Channel 4 can’t afford Carol Vorderman and says it needs more cash for its public service remit. Nonsense, writes Neil Midgley: it is mass-market television that needs help
Carol Vorderman has, apparently, become too expensive for Channel 4’s game show Countdown. Gone are the carefree days when Channel 4 could afford to poach Paul O’Grady from ITV to chase teatime ratings. Now, says C4 chief executive Andy Duncan, it can only fulfil its public service remit if someone — most likely Gordon Brown — gives it a new £150 million a year subsidy. Similar bleatings come from senior BBC executives when- ever the future of the licence fee is discussed (despite the fact that the BBC can evidently afford £6 million a year for Jonathan Ross). Yet the BBC and Channel 4 — both publicly owned — rake in £4 billion a year between them, and the licence fee is guaranteed until 2013. It is ludicrous for their millionaire bosses to claim that public service broadcasting is in any danger in the UK. What is in mortal peril, as eyeballs and advertising revenue both migrate to the internet, is the future of mass-market commercial television. For, say, ITV, even a mathematician like Vorderman will soon find it hard to make the numbers add up.

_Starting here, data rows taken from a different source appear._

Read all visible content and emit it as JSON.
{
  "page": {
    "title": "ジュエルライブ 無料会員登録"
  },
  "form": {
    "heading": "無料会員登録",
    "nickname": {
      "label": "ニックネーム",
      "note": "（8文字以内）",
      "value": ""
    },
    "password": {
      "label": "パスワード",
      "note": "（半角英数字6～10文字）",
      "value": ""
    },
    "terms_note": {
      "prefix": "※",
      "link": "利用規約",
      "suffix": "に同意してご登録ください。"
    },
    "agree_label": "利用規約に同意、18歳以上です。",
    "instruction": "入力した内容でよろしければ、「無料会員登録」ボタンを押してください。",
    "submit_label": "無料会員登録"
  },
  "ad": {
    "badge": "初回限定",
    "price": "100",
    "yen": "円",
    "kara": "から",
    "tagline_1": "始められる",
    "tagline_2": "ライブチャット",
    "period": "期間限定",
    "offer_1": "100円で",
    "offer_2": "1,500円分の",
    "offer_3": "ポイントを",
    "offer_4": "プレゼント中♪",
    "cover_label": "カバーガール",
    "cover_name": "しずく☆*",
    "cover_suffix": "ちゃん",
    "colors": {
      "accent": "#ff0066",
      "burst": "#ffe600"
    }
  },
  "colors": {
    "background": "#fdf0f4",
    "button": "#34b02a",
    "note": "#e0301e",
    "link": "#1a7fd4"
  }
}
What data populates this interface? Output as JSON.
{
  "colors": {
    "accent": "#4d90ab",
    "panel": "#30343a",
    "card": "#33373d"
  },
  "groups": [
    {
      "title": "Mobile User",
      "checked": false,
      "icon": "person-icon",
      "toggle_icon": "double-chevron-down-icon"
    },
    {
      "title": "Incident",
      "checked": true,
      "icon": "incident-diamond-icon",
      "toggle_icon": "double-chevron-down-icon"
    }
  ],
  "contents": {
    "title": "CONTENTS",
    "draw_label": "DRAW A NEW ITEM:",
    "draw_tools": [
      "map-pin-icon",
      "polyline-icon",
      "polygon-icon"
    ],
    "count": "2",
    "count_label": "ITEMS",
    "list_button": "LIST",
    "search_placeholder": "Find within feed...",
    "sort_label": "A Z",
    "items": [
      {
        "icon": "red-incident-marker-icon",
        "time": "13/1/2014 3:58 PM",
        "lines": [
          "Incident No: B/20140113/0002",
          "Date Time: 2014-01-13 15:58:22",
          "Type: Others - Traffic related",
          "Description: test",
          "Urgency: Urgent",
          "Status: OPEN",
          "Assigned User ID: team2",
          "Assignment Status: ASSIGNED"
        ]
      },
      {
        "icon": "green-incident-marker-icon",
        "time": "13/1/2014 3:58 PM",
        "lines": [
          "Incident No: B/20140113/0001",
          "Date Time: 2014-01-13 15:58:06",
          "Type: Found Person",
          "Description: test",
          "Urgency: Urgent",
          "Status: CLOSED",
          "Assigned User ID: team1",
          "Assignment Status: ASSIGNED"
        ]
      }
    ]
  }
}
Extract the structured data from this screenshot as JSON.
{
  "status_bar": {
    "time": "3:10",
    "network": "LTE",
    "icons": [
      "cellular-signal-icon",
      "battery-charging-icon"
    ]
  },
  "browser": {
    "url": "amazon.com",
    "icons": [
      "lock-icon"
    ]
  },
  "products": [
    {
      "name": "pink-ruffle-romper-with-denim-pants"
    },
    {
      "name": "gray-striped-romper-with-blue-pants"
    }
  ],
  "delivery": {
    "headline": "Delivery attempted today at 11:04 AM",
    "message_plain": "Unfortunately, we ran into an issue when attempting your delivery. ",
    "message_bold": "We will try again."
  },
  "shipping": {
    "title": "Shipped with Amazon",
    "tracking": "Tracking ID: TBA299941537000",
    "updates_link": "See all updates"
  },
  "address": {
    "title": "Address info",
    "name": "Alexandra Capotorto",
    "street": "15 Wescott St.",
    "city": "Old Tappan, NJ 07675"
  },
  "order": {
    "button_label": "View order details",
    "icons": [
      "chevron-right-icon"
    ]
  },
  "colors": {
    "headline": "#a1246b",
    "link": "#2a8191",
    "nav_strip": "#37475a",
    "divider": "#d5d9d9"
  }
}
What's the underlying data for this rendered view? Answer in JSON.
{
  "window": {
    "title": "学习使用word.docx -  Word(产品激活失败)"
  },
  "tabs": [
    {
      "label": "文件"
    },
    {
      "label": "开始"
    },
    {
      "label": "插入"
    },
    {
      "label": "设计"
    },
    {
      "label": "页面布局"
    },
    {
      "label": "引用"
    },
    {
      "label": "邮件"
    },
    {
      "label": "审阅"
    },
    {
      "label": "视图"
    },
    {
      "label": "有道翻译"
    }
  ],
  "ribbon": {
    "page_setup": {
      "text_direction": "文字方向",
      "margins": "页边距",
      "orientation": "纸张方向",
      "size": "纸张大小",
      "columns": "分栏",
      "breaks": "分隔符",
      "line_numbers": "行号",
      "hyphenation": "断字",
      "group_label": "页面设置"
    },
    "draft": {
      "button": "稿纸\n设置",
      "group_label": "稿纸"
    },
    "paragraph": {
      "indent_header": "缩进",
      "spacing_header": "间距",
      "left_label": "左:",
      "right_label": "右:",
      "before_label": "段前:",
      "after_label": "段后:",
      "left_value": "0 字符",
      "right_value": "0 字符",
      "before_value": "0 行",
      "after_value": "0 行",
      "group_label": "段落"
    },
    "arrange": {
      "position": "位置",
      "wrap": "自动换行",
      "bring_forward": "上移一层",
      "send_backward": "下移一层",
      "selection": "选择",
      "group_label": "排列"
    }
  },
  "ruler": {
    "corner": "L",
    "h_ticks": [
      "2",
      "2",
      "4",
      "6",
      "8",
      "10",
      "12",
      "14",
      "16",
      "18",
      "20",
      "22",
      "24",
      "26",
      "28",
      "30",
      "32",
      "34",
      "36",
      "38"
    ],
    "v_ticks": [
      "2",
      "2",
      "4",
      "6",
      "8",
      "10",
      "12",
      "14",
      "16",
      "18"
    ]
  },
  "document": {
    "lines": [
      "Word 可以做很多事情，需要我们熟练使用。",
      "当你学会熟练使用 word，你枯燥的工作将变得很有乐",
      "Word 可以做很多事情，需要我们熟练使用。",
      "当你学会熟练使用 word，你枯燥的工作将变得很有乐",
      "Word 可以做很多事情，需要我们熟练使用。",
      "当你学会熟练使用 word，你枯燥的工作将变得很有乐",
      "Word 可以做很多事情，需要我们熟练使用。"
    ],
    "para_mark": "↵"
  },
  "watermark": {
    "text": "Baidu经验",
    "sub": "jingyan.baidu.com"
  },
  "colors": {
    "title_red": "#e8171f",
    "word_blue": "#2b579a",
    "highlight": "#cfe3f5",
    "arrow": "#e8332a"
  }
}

Traditional British television faces an uncertain future. As digital switchover approaches and people spend more time online, more TV channels are competing for fewer viewers. In this rapidly changing business, only one thing is for sure: public service broadcasting (PSB) is in no imminent danger of extinction. The BBC has a guaranteed income of well over £3 billion a year until at least 2013 and Channel 4 has an annual programme budget of over £600 million. Yet the Culture Secretary Andy Burnham and Ofcom chief executive Ed Richards worry vocally that the digital world will see a loss of ‘plurality’ in PSB.